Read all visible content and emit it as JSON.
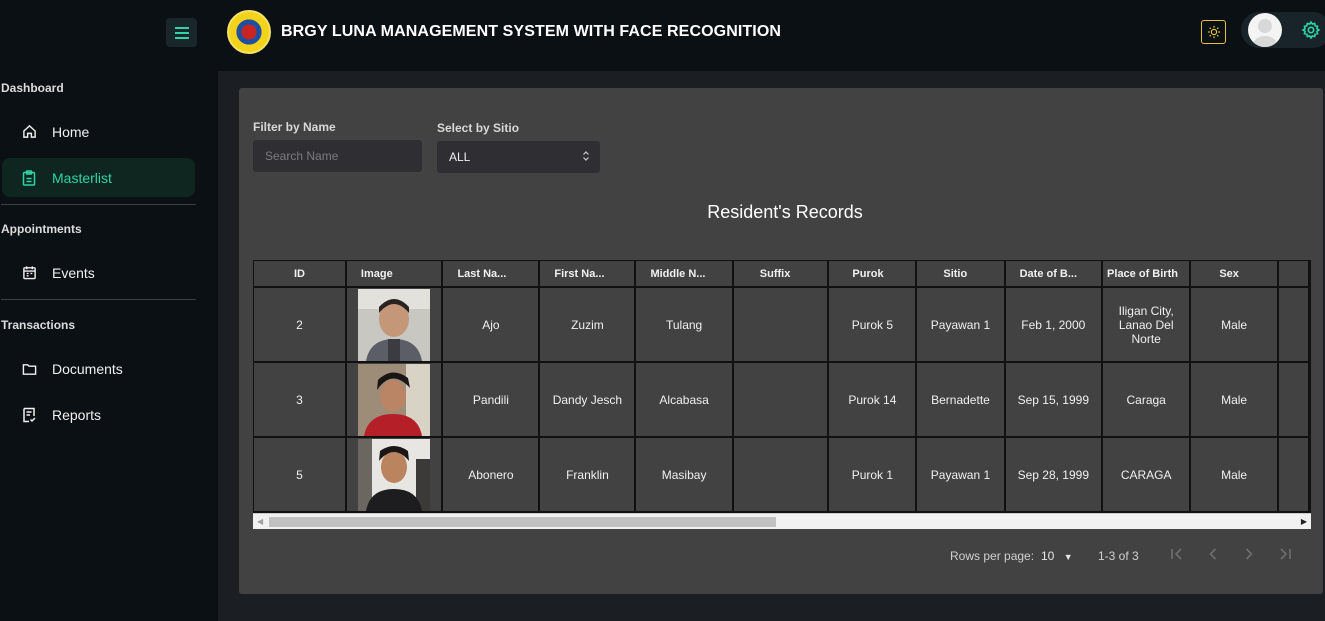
{
  "app": {
    "title": "BRGY LUNA MANAGEMENT SYSTEM WITH FACE RECOGNITION"
  },
  "sidebar": {
    "sections": [
      {
        "label": "Dashboard",
        "items": [
          {
            "label": "Home",
            "icon": "home-icon"
          },
          {
            "label": "Masterlist",
            "icon": "clipboard-icon",
            "active": true
          }
        ]
      },
      {
        "label": "Appointments",
        "items": [
          {
            "label": "Events",
            "icon": "calendar-icon"
          }
        ]
      },
      {
        "label": "Transactions",
        "items": [
          {
            "label": "Documents",
            "icon": "folder-icon"
          },
          {
            "label": "Reports",
            "icon": "report-icon"
          }
        ]
      }
    ]
  },
  "filters": {
    "name_label": "Filter by Name",
    "name_placeholder": "Search Name",
    "sitio_label": "Select by Sitio",
    "sitio_value": "ALL"
  },
  "table": {
    "title": "Resident's Records",
    "columns": [
      "ID",
      "Image",
      "Last Na...",
      "First Na...",
      "Middle N...",
      "Suffix",
      "Purok",
      "Sitio",
      "Date of B...",
      "Place of Birth",
      "Sex"
    ],
    "rows": [
      {
        "id": "2",
        "last": "Ajo",
        "first": "Zuzim",
        "middle": "Tulang",
        "suffix": "",
        "purok": "Purok 5",
        "sitio": "Payawan 1",
        "dob": "Feb 1, 2000",
        "pob": "Iligan City, Lanao Del Norte",
        "sex": "Male"
      },
      {
        "id": "3",
        "last": "Pandili",
        "first": "Dandy Jesch",
        "middle": "Alcabasa",
        "suffix": "",
        "purok": "Purok 14",
        "sitio": "Bernadette",
        "dob": "Sep 15, 1999",
        "pob": "Caraga",
        "sex": "Male"
      },
      {
        "id": "5",
        "last": "Abonero",
        "first": "Franklin",
        "middle": "Masibay",
        "suffix": "",
        "purok": "Purok 1",
        "sitio": "Payawan 1",
        "dob": "Sep 28, 1999",
        "pob": "CARAGA",
        "sex": "Male"
      }
    ]
  },
  "pagination": {
    "rows_per_page_label": "Rows per page:",
    "rows_per_page_value": "10",
    "range": "1-3 of 3"
  },
  "colors": {
    "accent": "#2fd4a7",
    "sidebar_bg": "#0b1014",
    "card_bg": "#424242"
  }
}
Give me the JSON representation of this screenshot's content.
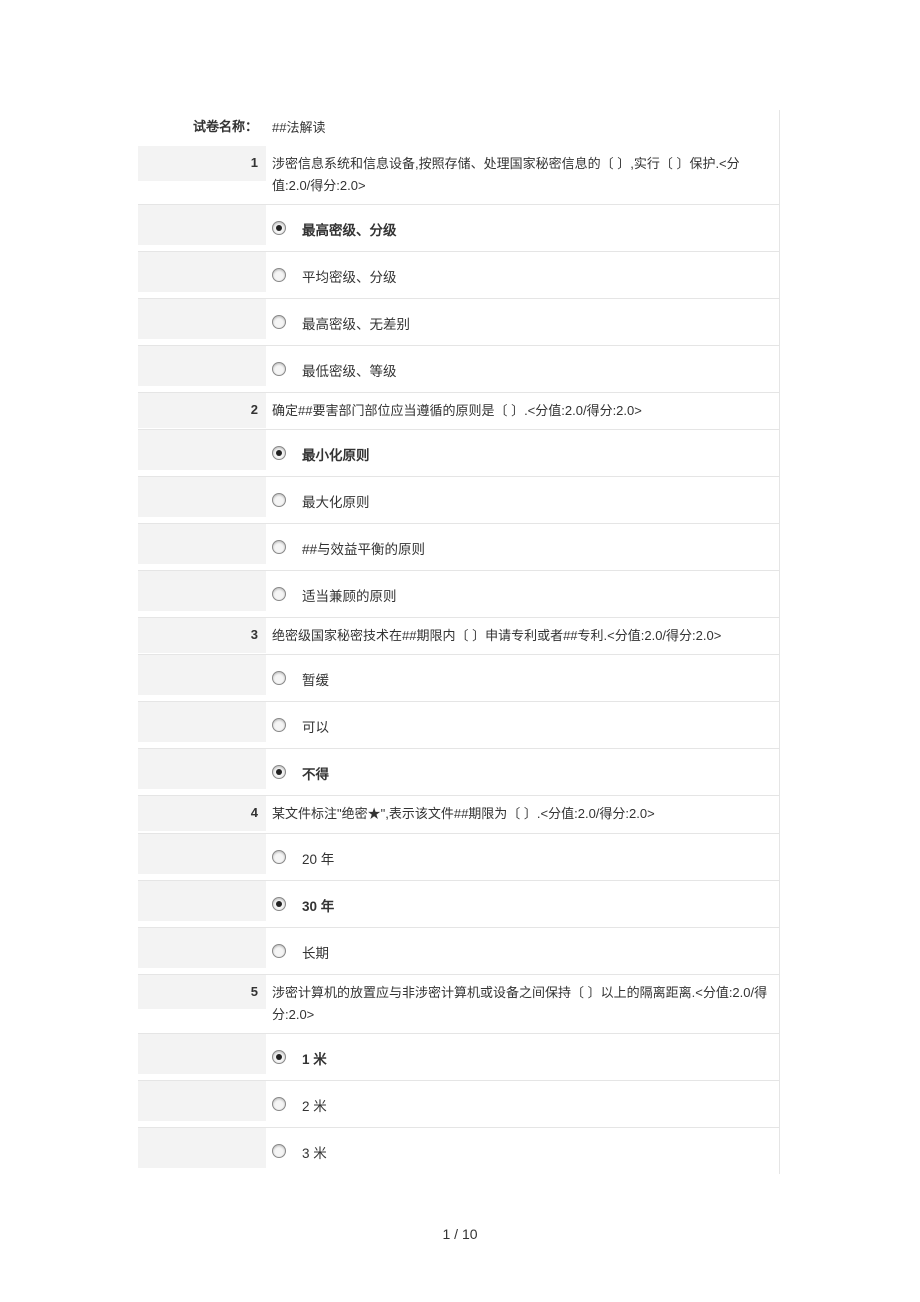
{
  "header": {
    "title_label": "试卷名称：",
    "title_value": "##法解读"
  },
  "questions": [
    {
      "number": "1",
      "text": "涉密信息系统和信息设备,按照存储、处理国家秘密信息的〔 〕,实行〔 〕保护.<分值:2.0/得分:2.0>",
      "options": [
        {
          "label": "最高密级、分级",
          "selected": true
        },
        {
          "label": "平均密级、分级",
          "selected": false
        },
        {
          "label": "最高密级、无差别",
          "selected": false
        },
        {
          "label": "最低密级、等级",
          "selected": false
        }
      ]
    },
    {
      "number": "2",
      "text": "确定##要害部门部位应当遵循的原则是〔 〕.<分值:2.0/得分:2.0>",
      "options": [
        {
          "label": "最小化原则",
          "selected": true
        },
        {
          "label": "最大化原则",
          "selected": false
        },
        {
          "label": "##与效益平衡的原则",
          "selected": false
        },
        {
          "label": "适当兼顾的原则",
          "selected": false
        }
      ]
    },
    {
      "number": "3",
      "text": "绝密级国家秘密技术在##期限内〔 〕申请专利或者##专利.<分值:2.0/得分:2.0>",
      "options": [
        {
          "label": "暂缓",
          "selected": false
        },
        {
          "label": "可以",
          "selected": false
        },
        {
          "label": "不得",
          "selected": true
        }
      ]
    },
    {
      "number": "4",
      "text": "某文件标注\"绝密★\",表示该文件##期限为〔 〕.<分值:2.0/得分:2.0>",
      "options": [
        {
          "label": "20 年",
          "selected": false
        },
        {
          "label": "30 年",
          "selected": true
        },
        {
          "label": "长期",
          "selected": false
        }
      ]
    },
    {
      "number": "5",
      "text": "涉密计算机的放置应与非涉密计算机或设备之间保持〔 〕以上的隔离距离.<分值:2.0/得分:2.0>",
      "options": [
        {
          "label": "1 米",
          "selected": true
        },
        {
          "label": "2 米",
          "selected": false
        },
        {
          "label": "3 米",
          "selected": false
        }
      ]
    }
  ],
  "footer": {
    "page_indicator": "1 / 10"
  }
}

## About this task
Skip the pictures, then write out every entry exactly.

## Result of this task
Read all visible content and emit it as JSON.
{
  "app": {
    "title": "BRGY LUNA MANAGEMENT SYSTEM WITH FACE RECOGNITION"
  },
  "sidebar": {
    "sections": [
      {
        "label": "Dashboard",
        "items": [
          {
            "label": "Home",
            "icon": "home-icon"
          },
          {
            "label": "Masterlist",
            "icon": "clipboard-icon",
            "active": true
          }
        ]
      },
      {
        "label": "Appointments",
        "items": [
          {
            "label": "Events",
            "icon": "calendar-icon"
          }
        ]
      },
      {
        "label": "Transactions",
        "items": [
          {
            "label": "Documents",
            "icon": "folder-icon"
          },
          {
            "label": "Reports",
            "icon": "report-icon"
          }
        ]
      }
    ]
  },
  "filters": {
    "name_label": "Filter by Name",
    "name_placeholder": "Search Name",
    "sitio_label": "Select by Sitio",
    "sitio_value": "ALL"
  },
  "table": {
    "title": "Resident's Records",
    "columns": [
      "ID",
      "Image",
      "Last Na...",
      "First Na...",
      "Middle N...",
      "Suffix",
      "Purok",
      "Sitio",
      "Date of B...",
      "Place of Birth",
      "Sex"
    ],
    "rows": [
      {
        "id": "2",
        "last": "Ajo",
        "first": "Zuzim",
        "middle": "Tulang",
        "suffix": "",
        "purok": "Purok 5",
        "sitio": "Payawan 1",
        "dob": "Feb 1, 2000",
        "pob": "Iligan City, Lanao Del Norte",
        "sex": "Male"
      },
      {
        "id": "3",
        "last": "Pandili",
        "first": "Dandy Jesch",
        "middle": "Alcabasa",
        "suffix": "",
        "purok": "Purok 14",
        "sitio": "Bernadette",
        "dob": "Sep 15, 1999",
        "pob": "Caraga",
        "sex": "Male"
      },
      {
        "id": "5",
        "last": "Abonero",
        "first": "Franklin",
        "middle": "Masibay",
        "suffix": "",
        "purok": "Purok 1",
        "sitio": "Payawan 1",
        "dob": "Sep 28, 1999",
        "pob": "CARAGA",
        "sex": "Male"
      }
    ]
  },
  "pagination": {
    "rows_per_page_label": "Rows per page:",
    "rows_per_page_value": "10",
    "range": "1-3 of 3"
  },
  "colors": {
    "accent": "#2fd4a7",
    "sidebar_bg": "#0b1014",
    "card_bg": "#424242"
  }
}
Give me the JSON representation of this screenshot's content.
{
  "header": {
    "title_label": "试卷名称：",
    "title_value": "##法解读"
  },
  "questions": [
    {
      "number": "1",
      "text": "涉密信息系统和信息设备,按照存储、处理国家秘密信息的〔 〕,实行〔 〕保护.<分值:2.0/得分:2.0>",
      "options": [
        {
          "label": "最高密级、分级",
          "selected": true
        },
        {
          "label": "平均密级、分级",
          "selected": false
        },
        {
          "label": "最高密级、无差别",
          "selected": false
        },
        {
          "label": "最低密级、等级",
          "selected": false
        }
      ]
    },
    {
      "number": "2",
      "text": "确定##要害部门部位应当遵循的原则是〔 〕.<分值:2.0/得分:2.0>",
      "options": [
        {
          "label": "最小化原则",
          "selected": true
        },
        {
          "label": "最大化原则",
          "selected": false
        },
        {
          "label": "##与效益平衡的原则",
          "selected": false
        },
        {
          "label": "适当兼顾的原则",
          "selected": false
        }
      ]
    },
    {
      "number": "3",
      "text": "绝密级国家秘密技术在##期限内〔 〕申请专利或者##专利.<分值:2.0/得分:2.0>",
      "options": [
        {
          "label": "暂缓",
          "selected": false
        },
        {
          "label": "可以",
          "selected": false
        },
        {
          "label": "不得",
          "selected": true
        }
      ]
    },
    {
      "number": "4",
      "text": "某文件标注\"绝密★\",表示该文件##期限为〔 〕.<分值:2.0/得分:2.0>",
      "options": [
        {
          "label": "20 年",
          "selected": false
        },
        {
          "label": "30 年",
          "selected": true
        },
        {
          "label": "长期",
          "selected": false
        }
      ]
    },
    {
      "number": "5",
      "text": "涉密计算机的放置应与非涉密计算机或设备之间保持〔 〕以上的隔离距离.<分值:2.0/得分:2.0>",
      "options": [
        {
          "label": "1 米",
          "selected": true
        },
        {
          "label": "2 米",
          "selected": false
        },
        {
          "label": "3 米",
          "selected": false
        }
      ]
    }
  ],
  "footer": {
    "page_indicator": "1 / 10"
  }
}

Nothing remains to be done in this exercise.